“This is absolutely not enough,” said Danielle Brian, executive director of the nonprofit Project on Government Oversight. “By grouping the loan amounts [into ranges] we’re still not going to have the kind of information we need to ensure that money is going to the right people . . . those who really need it.”
Senate Democrats took credit for the reversal. “The Treasury Department finally gave in to public pressure from Democrats because their position of hiding which businesses have received PPP loans was untenable,” Senate Minority Leader Charles E. Schumer (D-N.Y.) said in a statement.
The Paycheck Protection Program is a critical component of the Trump administration’s attempt to contain the economic damage caused by the coronavirus. The loans are processed by a network of government-approved banks and financial technology companies and regulated jointly by the Treasury Department and Small Business Administration.
The program launched in early April just one week after the $2 trillion Cares Act economic stimulus bill allocated $349 billion for subsidized small business loans. Its early rollout was frustrated by glitchy web portals and a chaotic, on-the-fly rulemaking process. Some major banks initially refused to participate due to a lack of clarity on the rules, and even later many of them were criticized for creating a two-tiered approval process that favored some lenders over others.
Despite its early issues the program managed to process about 4.5 million loans worth a total of $512 billion, most of it spent in April and May as the economic crisis deepened. It almost certainly contributed to a surprise drop in the national unemployment rate in May.
But concerns remain that the program’s design may have made it vulnerable to excessive, possibly historic levels of fraud and abuse.
In a frenetic bid to quickly pump loan dollars into the economy, the program’s architects did away with many of the usual guardrails designed to prevent banks and the federal government from fraud. Lenders were empowered to take borrowers at their word regarding need and eligibility, requiring very basic checks on the part of regulators.
And there have already been widely reported cases in which large, cash-rich operations managed to get small business loans.
Some national restaurant and hotel chains took advantage of a legal loophole allowing franchisees and other business affiliates to qualify. The Auto Nation car dealership, for example, received nearly $80 million in PPP loans through their nationwide dealership, coordinated by national executives.
Other wealthy organizations receiving the small business loans included Shake Shack, the Ashford Hospitality Trust, the Los Angeles Lakers, an exotic cruise operator, and the Aspen Institute. At least 300 publicly-traded companies received small business loans, prompting the SBA to retroactively change its rules with respect to those organizations. A number of firms returned the funds after it was disclosed that they received the money.
But the vast majority of loan recipients remain secret, making it hard to determine the extent of fraud or whether the program has worked.
The compromise announced Friday would reveal the names of about three-fourths of those receiving PPP loans, according to the Small Business Administration.
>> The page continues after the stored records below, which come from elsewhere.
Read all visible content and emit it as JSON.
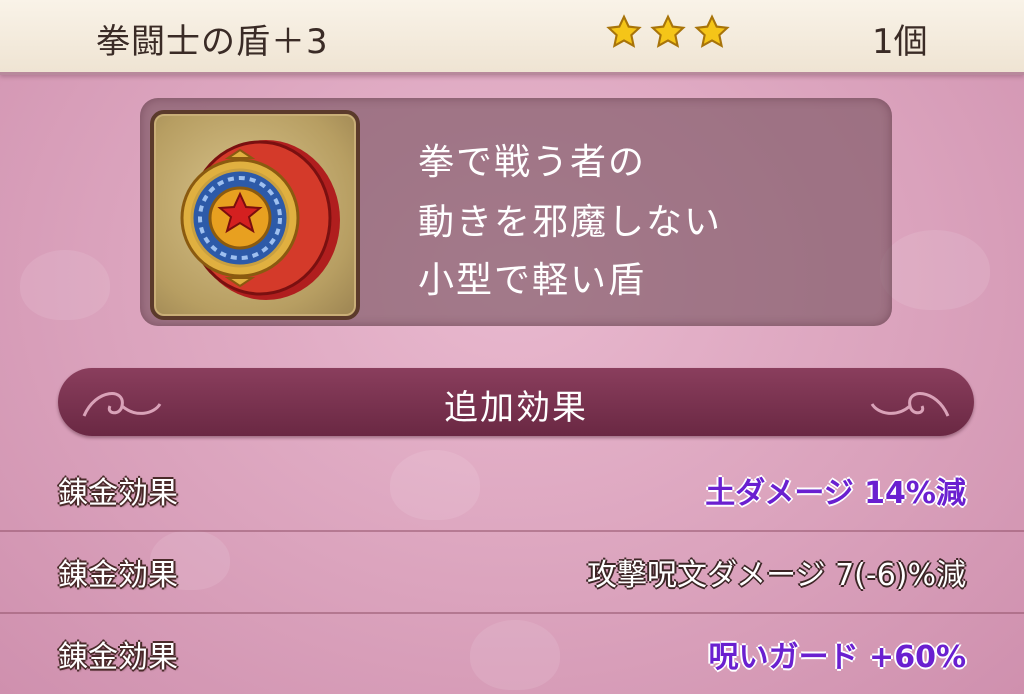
{
  "header": {
    "item_name": "拳闘士の盾＋3",
    "rarity_stars": 3,
    "quantity": "1個"
  },
  "item": {
    "icon": "shield-icon",
    "description_lines": [
      "拳で戦う者の",
      "動きを邪魔しない",
      "小型で軽い盾"
    ]
  },
  "section": {
    "title": "追加効果"
  },
  "effects": [
    {
      "label": "錬金効果",
      "value": "土ダメージ 14%減",
      "highlight": true
    },
    {
      "label": "錬金効果",
      "value": "攻撃呪文ダメージ 7(-6)%減",
      "highlight": false
    },
    {
      "label": "錬金効果",
      "value": "呪いガード +60%",
      "highlight": true
    }
  ],
  "colors": {
    "highlight_text": "#6a20d0",
    "section_bar": "#7a3050",
    "star": "#f5c518"
  }
}
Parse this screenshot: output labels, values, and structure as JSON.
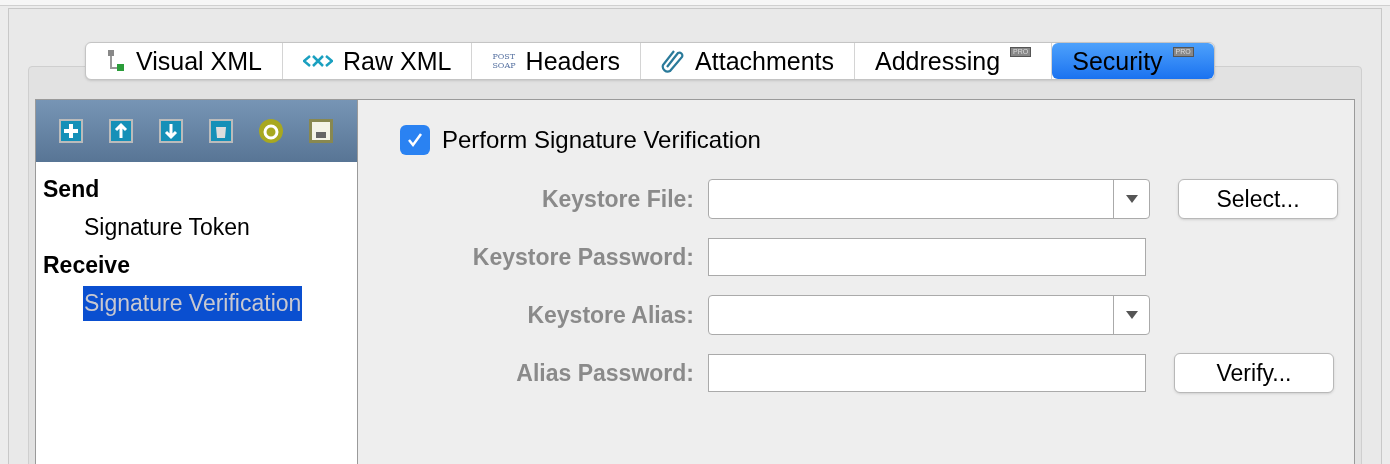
{
  "tabs": [
    {
      "label": "Visual XML",
      "kind": "tree",
      "selected": false
    },
    {
      "label": "Raw XML",
      "kind": "code",
      "selected": false
    },
    {
      "label": "Headers",
      "kind": "post",
      "icon_text": [
        "POST",
        "SOAP"
      ],
      "selected": false
    },
    {
      "label": "Attachments",
      "kind": "clip",
      "selected": false
    },
    {
      "label": "Addressing",
      "badge": "PRO",
      "selected": false
    },
    {
      "label": "Security",
      "badge": "PRO",
      "selected": true
    }
  ],
  "toolbar": [
    {
      "kind": "add"
    },
    {
      "kind": "up"
    },
    {
      "kind": "down"
    },
    {
      "kind": "delete"
    },
    {
      "kind": "refresh"
    },
    {
      "kind": "save"
    }
  ],
  "tree": [
    {
      "label": "Send",
      "children": [
        {
          "label": "Signature Token",
          "selected": false
        }
      ]
    },
    {
      "label": "Receive",
      "children": [
        {
          "label": "Signature Verification",
          "selected": true
        }
      ]
    }
  ],
  "verify_checkbox": {
    "label": "Perform Signature Verification",
    "checked": true
  },
  "fields": [
    {
      "label": "Keystore File:",
      "kind": "combo",
      "button": "Select..."
    },
    {
      "label": "Keystore Password:",
      "kind": "text"
    },
    {
      "label": "Keystore Alias:",
      "kind": "combo"
    },
    {
      "label": "Alias Password:",
      "kind": "text",
      "button": "Verify..."
    }
  ]
}
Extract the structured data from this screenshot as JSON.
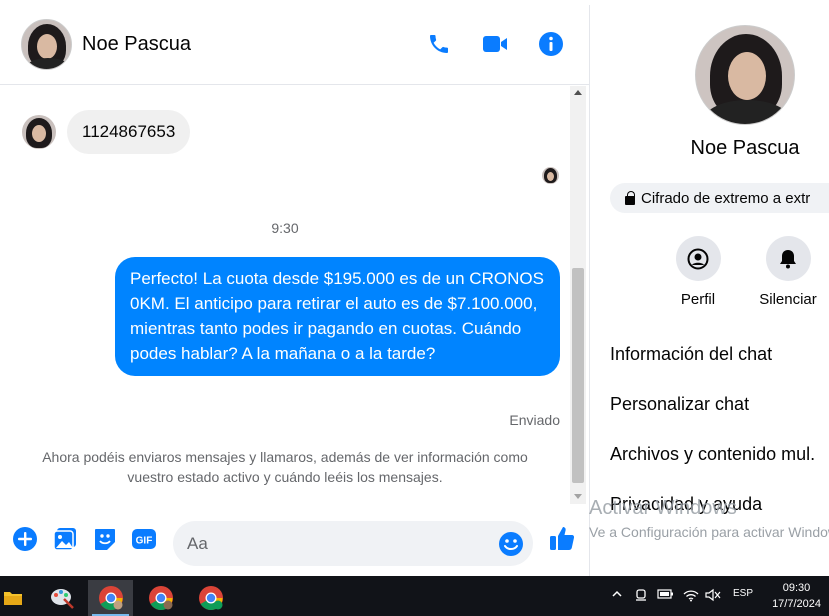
{
  "chat": {
    "contact_name": "Noe Pascua"
  },
  "messages": {
    "incoming_text": "1124867653",
    "timestamp": "9:30",
    "outgoing_text": "Perfecto! La cuota desde $195.000 es de un CRONOS 0KM. El anticipo para retirar el auto es de $7.100.000, mientras tanto podes ir pagando en cuotas. Cuándo podes hablar? A la mañana o a la tarde?",
    "status": "Enviado",
    "notice": "Ahora podéis enviaros mensajes y llamaros, además de ver información como vuestro estado activo y cuándo leéis los mensajes."
  },
  "composer": {
    "placeholder": "Aa"
  },
  "info_panel": {
    "name": "Noe Pascua",
    "encryption": "Cifrado de extremo a extr",
    "actions": [
      {
        "label": "Perfil",
        "icon": "profile-icon"
      },
      {
        "label": "Silenciar",
        "icon": "bell-icon"
      }
    ],
    "menu": [
      "Información del chat",
      "Personalizar chat",
      "Archivos y contenido mul.",
      "Privacidad y ayuda"
    ]
  },
  "watermark": {
    "title": "Activar Windows",
    "subtitle": "Ve a Configuración para activar Windows."
  },
  "taskbar": {
    "language": "ESP",
    "time": "09:30",
    "date": "17/7/2024"
  },
  "colors": {
    "messenger_blue": "#0084ff",
    "icon_blue": "#0a7cff"
  }
}
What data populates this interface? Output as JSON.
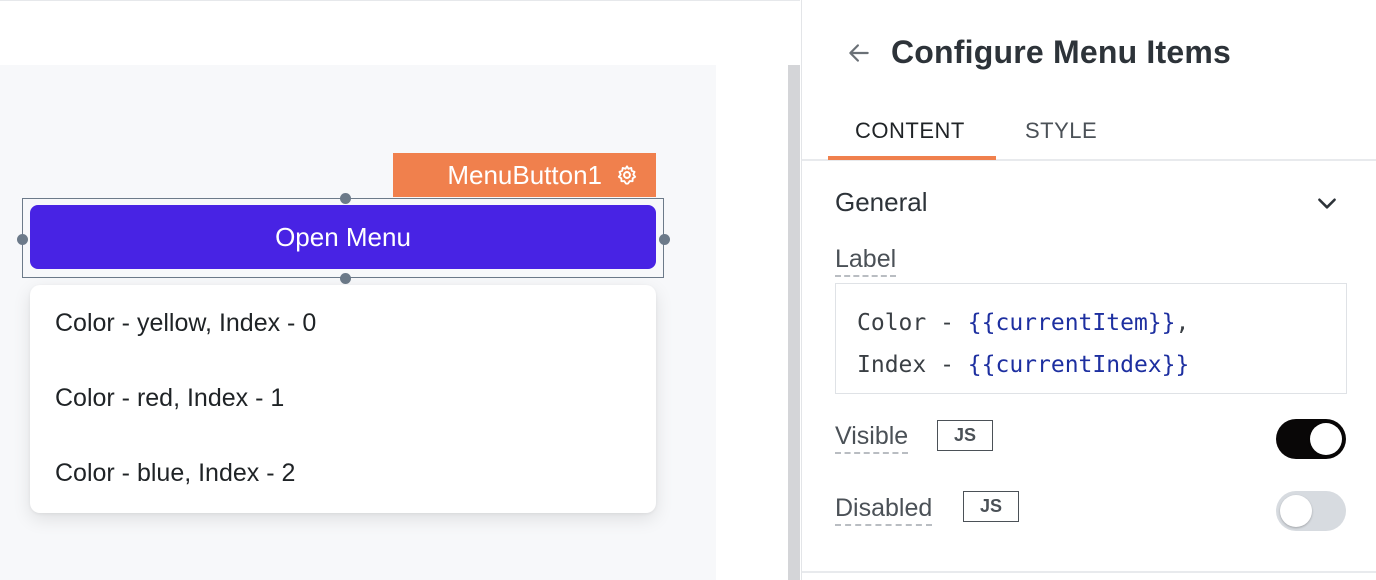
{
  "canvas": {
    "widget_tag": "MenuButton1",
    "button_label": "Open Menu",
    "menu_items": [
      {
        "label": "Color - yellow, Index - 0"
      },
      {
        "label": "Color - red, Index - 1"
      },
      {
        "label": "Color - blue, Index - 2"
      }
    ]
  },
  "pane": {
    "title": "Configure Menu Items",
    "tabs": [
      {
        "label": "CONTENT",
        "active": true
      },
      {
        "label": "STYLE",
        "active": false
      }
    ],
    "section": {
      "title": "General",
      "label_field": {
        "label": "Label",
        "line1_prefix": "Color - ",
        "line1_expr": "{{currentItem}}",
        "line1_suffix": ",",
        "line2_prefix": "Index - ",
        "line2_expr": "{{currentIndex}}"
      },
      "visible": {
        "label": "Visible",
        "js_badge": "JS",
        "value": true
      },
      "disabled": {
        "label": "Disabled",
        "js_badge": "JS",
        "value": false
      }
    }
  },
  "colors": {
    "accent": "#f0804d",
    "button": "#4823e4",
    "toggle_on": "#090707",
    "toggle_off": "#d7dbe0",
    "code_expr": "#1d2fa0"
  },
  "icons": {
    "back": "arrow-left-icon",
    "settings": "gear-icon",
    "collapse": "chevron-down-icon"
  }
}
It would not disclose the dollar amounts of the loans, but it will reveal a dollar range for each loan, saying whether the loans fit into a category of between $150,000 and $350,000; $350,000 to $1 million; $1 million to $2 million; $2 million to $5 million; and $5 million to $10 million. For loans below the $150,000 threshold, business names will be redacted, while Zip code, industry, business type and other demographic categories will be released in some detail, the SBA said.
The SBA has previously said it would release “individual loan data” for PPP recipients in accordance with the information currently on its Freedom of Information Act page, which includes specific loan data for various SBA subsidized loan programs going back to 1991. A lawsuit filed by 11 news organizations, including The Post, seeks business names and loan amounts for all PPP recipients, including those receiving smaller amounts of funding.